Sonsai Resort
Heart 3 Comment 0
The view from out bungalow at Sonsai Resort.
Heart 3 Comment 0
We had bungalow No. 1 (on the right) at Sonsai Resort.
Heart 4 Comment 0
The dining area of Sonsai Resort. A table like this in the States would be worth several thousand dollars! Here they are no big deal.
Heart 3 Comment 0
The dining area of Sonsai Resort where we had two excellent meals.
Heart 5 Comment 0
Heart 3 Comment 0
Heart 4 Comment 0
Heart 4 Comment 0

We got our pick of the wooden bungalows and the ladies made us some lunch and we could look out our window at the beautiful bluegreen placid sea. The tide was going out and there were two or three guys out in the shallow water pulling seine nets up and down, up and down the shoreline, hour after hour in the bruising sun. They were out there until after dark and were there when we got up the next morning. 

Heart 3 Comment 0
Heart 4 Comment 0
Heart 3 Comment 0

I’m not sure why life has to be so unfair. I’m not sure why we are the lucky ones. Things can be beautiful and yet there is suffering right under our noses and there’s nothing we can do about it except be grateful it’s not us with those heavy nets on our shoulders. We can only accept the protection that we hoped for.

Heart 7 Comment 6
Jen RahnNo way!

That critter is an artist!
Reply to this comment
1 week ago
Andrea BrownTo Jen RahnThey’re tiny crabs that surround their holes with these tiny sand balls. Love them.
Reply to this comment
1 week ago
Bruce LellmanTo Jen RahnI believe they roll the sand getting nutrients out of it so that might mean that the sand is held together with their saliva or something else that they secrete. Maybe I should start collecting them and make sandball soup. Someone might be interested and then someone else might say it's an aphrodisiac and then I'm rich!
Reply to this comment
1 week ago
Jen RahnTo Bruce LellmanSandball Soup!!

It may be gritty, but it will make you witty!

I would love to be on your marketing team.

I'm sure Mr. Grumby will want to be in charge of T-shirt design.
Reply to this comment
1 week ago
Andrea BrownMr. Grumby does such nice work at marketing so many of Boof’s innovative inventions.
Reply to this comment
1 week ago

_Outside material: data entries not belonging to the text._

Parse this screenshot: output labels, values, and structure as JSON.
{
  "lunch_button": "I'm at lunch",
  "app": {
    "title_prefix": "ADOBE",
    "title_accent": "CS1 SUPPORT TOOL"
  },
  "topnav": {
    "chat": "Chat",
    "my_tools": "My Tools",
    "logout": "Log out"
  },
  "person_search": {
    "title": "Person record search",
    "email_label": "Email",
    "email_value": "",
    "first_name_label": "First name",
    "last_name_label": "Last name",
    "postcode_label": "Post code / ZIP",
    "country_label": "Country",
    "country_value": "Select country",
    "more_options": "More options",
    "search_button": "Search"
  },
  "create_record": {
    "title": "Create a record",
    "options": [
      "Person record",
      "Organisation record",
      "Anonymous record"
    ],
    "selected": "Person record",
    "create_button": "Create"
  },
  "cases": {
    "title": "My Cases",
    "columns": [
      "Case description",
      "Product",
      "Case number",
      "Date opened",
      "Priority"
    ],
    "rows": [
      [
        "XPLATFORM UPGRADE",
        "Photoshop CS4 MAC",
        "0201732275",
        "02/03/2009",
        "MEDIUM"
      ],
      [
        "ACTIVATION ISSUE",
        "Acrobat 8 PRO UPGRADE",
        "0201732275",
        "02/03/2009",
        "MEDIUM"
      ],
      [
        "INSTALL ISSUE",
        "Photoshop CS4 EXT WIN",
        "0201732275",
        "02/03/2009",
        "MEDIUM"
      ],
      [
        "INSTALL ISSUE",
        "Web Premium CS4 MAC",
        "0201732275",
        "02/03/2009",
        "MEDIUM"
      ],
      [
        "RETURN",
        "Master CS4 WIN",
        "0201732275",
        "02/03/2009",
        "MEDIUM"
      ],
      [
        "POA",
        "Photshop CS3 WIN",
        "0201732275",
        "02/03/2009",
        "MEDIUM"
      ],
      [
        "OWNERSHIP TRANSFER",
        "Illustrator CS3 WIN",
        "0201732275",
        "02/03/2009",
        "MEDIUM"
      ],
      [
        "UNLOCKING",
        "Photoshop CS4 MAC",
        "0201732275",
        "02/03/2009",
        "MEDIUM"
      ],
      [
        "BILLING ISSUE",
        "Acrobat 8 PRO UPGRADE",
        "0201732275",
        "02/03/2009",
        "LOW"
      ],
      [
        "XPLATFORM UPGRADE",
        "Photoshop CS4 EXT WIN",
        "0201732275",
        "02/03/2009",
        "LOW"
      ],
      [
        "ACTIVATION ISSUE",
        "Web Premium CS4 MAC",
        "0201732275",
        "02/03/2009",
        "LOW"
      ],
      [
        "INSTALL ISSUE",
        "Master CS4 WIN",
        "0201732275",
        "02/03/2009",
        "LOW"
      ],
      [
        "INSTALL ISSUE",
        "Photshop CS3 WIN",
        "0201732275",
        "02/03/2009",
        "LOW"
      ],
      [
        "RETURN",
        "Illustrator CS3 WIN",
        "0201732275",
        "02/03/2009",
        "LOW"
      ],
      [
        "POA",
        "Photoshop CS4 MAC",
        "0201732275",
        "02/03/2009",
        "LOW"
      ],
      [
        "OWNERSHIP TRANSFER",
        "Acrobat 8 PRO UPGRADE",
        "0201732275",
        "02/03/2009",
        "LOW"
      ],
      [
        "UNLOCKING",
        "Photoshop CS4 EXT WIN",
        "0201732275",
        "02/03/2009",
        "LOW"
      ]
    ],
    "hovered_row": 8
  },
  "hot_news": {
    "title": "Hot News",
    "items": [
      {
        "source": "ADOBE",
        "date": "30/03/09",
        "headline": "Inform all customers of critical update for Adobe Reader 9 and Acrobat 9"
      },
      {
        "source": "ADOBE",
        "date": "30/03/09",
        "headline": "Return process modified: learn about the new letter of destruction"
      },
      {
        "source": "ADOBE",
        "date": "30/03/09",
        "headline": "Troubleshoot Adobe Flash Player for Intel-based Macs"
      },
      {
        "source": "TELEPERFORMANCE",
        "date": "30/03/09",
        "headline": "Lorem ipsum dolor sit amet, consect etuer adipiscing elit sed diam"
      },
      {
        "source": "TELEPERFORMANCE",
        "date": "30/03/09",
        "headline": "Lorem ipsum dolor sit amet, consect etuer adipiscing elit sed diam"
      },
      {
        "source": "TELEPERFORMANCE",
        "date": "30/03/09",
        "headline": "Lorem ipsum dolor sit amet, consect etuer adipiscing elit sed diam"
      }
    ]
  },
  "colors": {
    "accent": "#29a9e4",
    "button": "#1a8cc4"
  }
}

Today's ride: 18 miles (29 km)
Total: 1,166 miles (1,876 km)

Rate this entry's writing Heart 9
Comment on this entry Comment 5
John SolemBeautiful, thank you!
Reply to this comment
1 week ago
Jen RahnSo glad you and the dog did not collide!!
Reply to this comment
1 week ago
Lisa LeslieAnd here I was thinking I'm the only person playing back Mary Chapin Carpenter songs as I walk or ride.
Can't believe you are nearing the end of this adventure.
Reply to this comment
1 week ago
Andrea BrownTo Lisa LeslieI think this song of all of her distinguished discography is the one that means the most to me.
Reply to this comment
1 week ago
Rachael AndersonI’m very glad you didn’t crash! I had a similar incident around Salem but actually crashed into a huge dog that right in front of me and I had no chance of stopping. I ended up flipping over him and sliding n my back several feet. I had horrible road rash that took several weeks to heal! However, I was lucky that a cop came by and could give us a ride back to our car!
Reply to this comment
1 week ago